## Task description
Could you reproduce every entry as it stands, leaving the pictures behind?

(Data excerpts)
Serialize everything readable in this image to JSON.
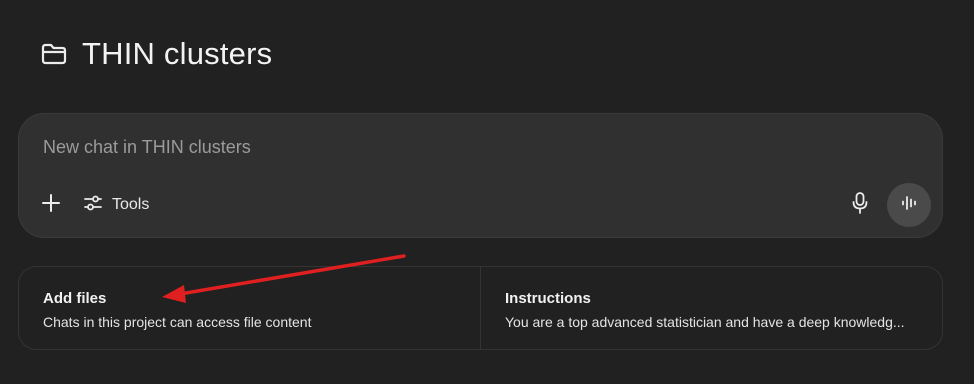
{
  "project": {
    "title": "THIN clusters",
    "icon": "folder-icon"
  },
  "composer": {
    "placeholder": "New chat in THIN clusters",
    "add_icon": "plus-icon",
    "tools_label": "Tools",
    "tools_icon": "sliders-icon",
    "mic_icon": "microphone-icon",
    "voice_icon": "voice-wave-icon"
  },
  "cards": {
    "add_files": {
      "title": "Add files",
      "description": "Chats in this project can access file content"
    },
    "instructions": {
      "title": "Instructions",
      "description": "You are a top advanced statistician and have a deep knowledg..."
    }
  },
  "annotation": {
    "arrow_color": "#e02020"
  }
}
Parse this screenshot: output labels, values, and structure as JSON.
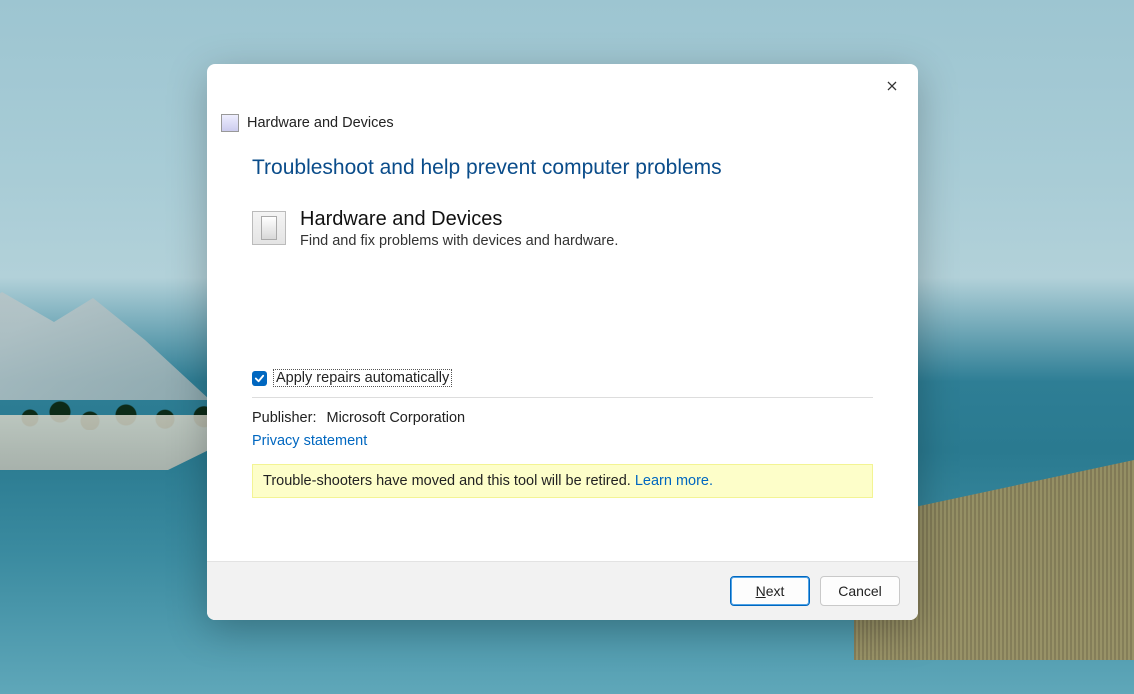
{
  "header": {
    "title": "Hardware and Devices"
  },
  "main": {
    "page_title": "Troubleshoot and help prevent computer problems",
    "item": {
      "title": "Hardware and Devices",
      "description": "Find and fix problems with devices and hardware."
    },
    "auto_repair_label": "Apply repairs automatically",
    "publisher_label": "Publisher:",
    "publisher_value": "Microsoft Corporation",
    "privacy_link": "Privacy statement",
    "notice_text": "Trouble-shooters have moved and this tool will be retired. ",
    "notice_link": "Learn more."
  },
  "footer": {
    "next_prefix": "N",
    "next_suffix": "ext",
    "cancel": "Cancel"
  }
}
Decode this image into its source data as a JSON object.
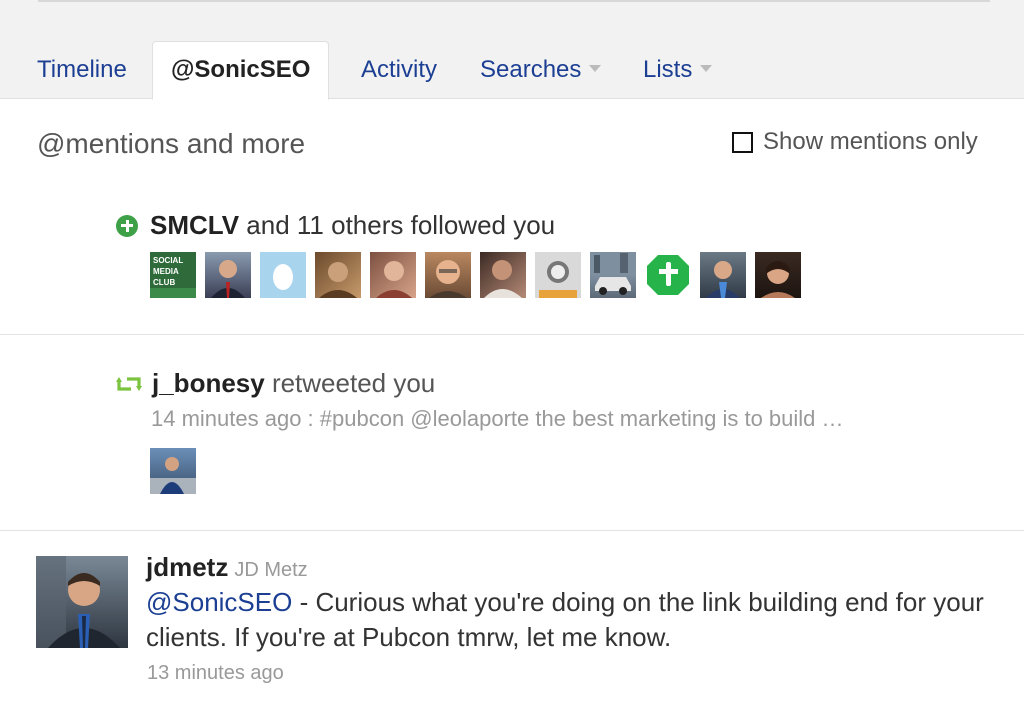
{
  "tabs": [
    {
      "label": "Timeline",
      "active": false,
      "dropdown": false
    },
    {
      "label": "@SonicSEO",
      "active": true,
      "dropdown": false
    },
    {
      "label": "Activity",
      "active": false,
      "dropdown": false
    },
    {
      "label": "Searches",
      "active": false,
      "dropdown": true
    },
    {
      "label": "Lists",
      "active": false,
      "dropdown": true
    }
  ],
  "section": {
    "title": "@mentions and more",
    "toggle_label": "Show mentions only",
    "toggle_checked": false
  },
  "follow_notice": {
    "icon": "plus-circle-icon",
    "user": "SMCLV",
    "text": " and 11 others followed you",
    "avatars": [
      "social-media-club-avatar",
      "man-in-suit-avatar",
      "default-egg-avatar",
      "person-avatar",
      "person-avatar",
      "smiling-man-avatar",
      "person-avatar",
      "bw-portrait-avatar",
      "car-avatar",
      "green-t-logo-avatar",
      "man-blue-shirt-avatar",
      "woman-avatar"
    ],
    "club_logo_text": [
      "SOCIAL",
      "MEDIA",
      "CLUB"
    ]
  },
  "retweet_notice": {
    "icon": "retweet-icon",
    "user": "j_bonesy",
    "text": " retweeted you",
    "meta": "14 minutes ago : #pubcon @leolaporte the best marketing is to build …"
  },
  "tweet": {
    "username": "jdmetz",
    "fullname": "JD Metz",
    "mention": "@SonicSEO",
    "text": " - Curious what you're doing on the link building end for your clients. If you're at Pubcon tmrw, let me know.",
    "time": "13 minutes ago"
  },
  "colors": {
    "link": "#1c3f94",
    "follow_green": "#3ea047",
    "retweet_green": "#7cc33f",
    "muted": "#999999"
  }
}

## Response box
Serialize everything readable in this image to JSON.
{
  "project": {
    "title": "THIN clusters",
    "icon": "folder-icon"
  },
  "composer": {
    "placeholder": "New chat in THIN clusters",
    "add_icon": "plus-icon",
    "tools_label": "Tools",
    "tools_icon": "sliders-icon",
    "mic_icon": "microphone-icon",
    "voice_icon": "voice-wave-icon"
  },
  "cards": {
    "add_files": {
      "title": "Add files",
      "description": "Chats in this project can access file content"
    },
    "instructions": {
      "title": "Instructions",
      "description": "You are a top advanced statistician and have a deep knowledg..."
    }
  },
  "annotation": {
    "arrow_color": "#e02020"
  }
}
Parse this screenshot: output labels, values, and structure as JSON.
{
  "header": {
    "title": "Hardware and Devices"
  },
  "main": {
    "page_title": "Troubleshoot and help prevent computer problems",
    "item": {
      "title": "Hardware and Devices",
      "description": "Find and fix problems with devices and hardware."
    },
    "auto_repair_label": "Apply repairs automatically",
    "publisher_label": "Publisher:",
    "publisher_value": "Microsoft Corporation",
    "privacy_link": "Privacy statement",
    "notice_text": "Trouble-shooters have moved and this tool will be retired. ",
    "notice_link": "Learn more."
  },
  "footer": {
    "next_prefix": "N",
    "next_suffix": "ext",
    "cancel": "Cancel"
  }
}
Decode this image into its source data as a JSON object.
{
  "tabs": [
    {
      "label": "Timeline",
      "active": false,
      "dropdown": false
    },
    {
      "label": "@SonicSEO",
      "active": true,
      "dropdown": false
    },
    {
      "label": "Activity",
      "active": false,
      "dropdown": false
    },
    {
      "label": "Searches",
      "active": false,
      "dropdown": true
    },
    {
      "label": "Lists",
      "active": false,
      "dropdown": true
    }
  ],
  "section": {
    "title": "@mentions and more",
    "toggle_label": "Show mentions only",
    "toggle_checked": false
  },
  "follow_notice": {
    "icon": "plus-circle-icon",
    "user": "SMCLV",
    "text": " and 11 others followed you",
    "avatars": [
      "social-media-club-avatar",
      "man-in-suit-avatar",
      "default-egg-avatar",
      "person-avatar",
      "person-avatar",
      "smiling-man-avatar",
      "person-avatar",
      "bw-portrait-avatar",
      "car-avatar",
      "green-t-logo-avatar",
      "man-blue-shirt-avatar",
      "woman-avatar"
    ],
    "club_logo_text": [
      "SOCIAL",
      "MEDIA",
      "CLUB"
    ]
  },
  "retweet_notice": {
    "icon": "retweet-icon",
    "user": "j_bonesy",
    "text": " retweeted you",
    "meta": "14 minutes ago : #pubcon @leolaporte the best marketing is to build …"
  },
  "tweet": {
    "username": "jdmetz",
    "fullname": "JD Metz",
    "mention": "@SonicSEO",
    "text": " - Curious what you're doing on the link building end for your clients. If you're at Pubcon tmrw, let me know.",
    "time": "13 minutes ago"
  },
  "colors": {
    "link": "#1c3f94",
    "follow_green": "#3ea047",
    "retweet_green": "#7cc33f",
    "muted": "#999999"
  }
}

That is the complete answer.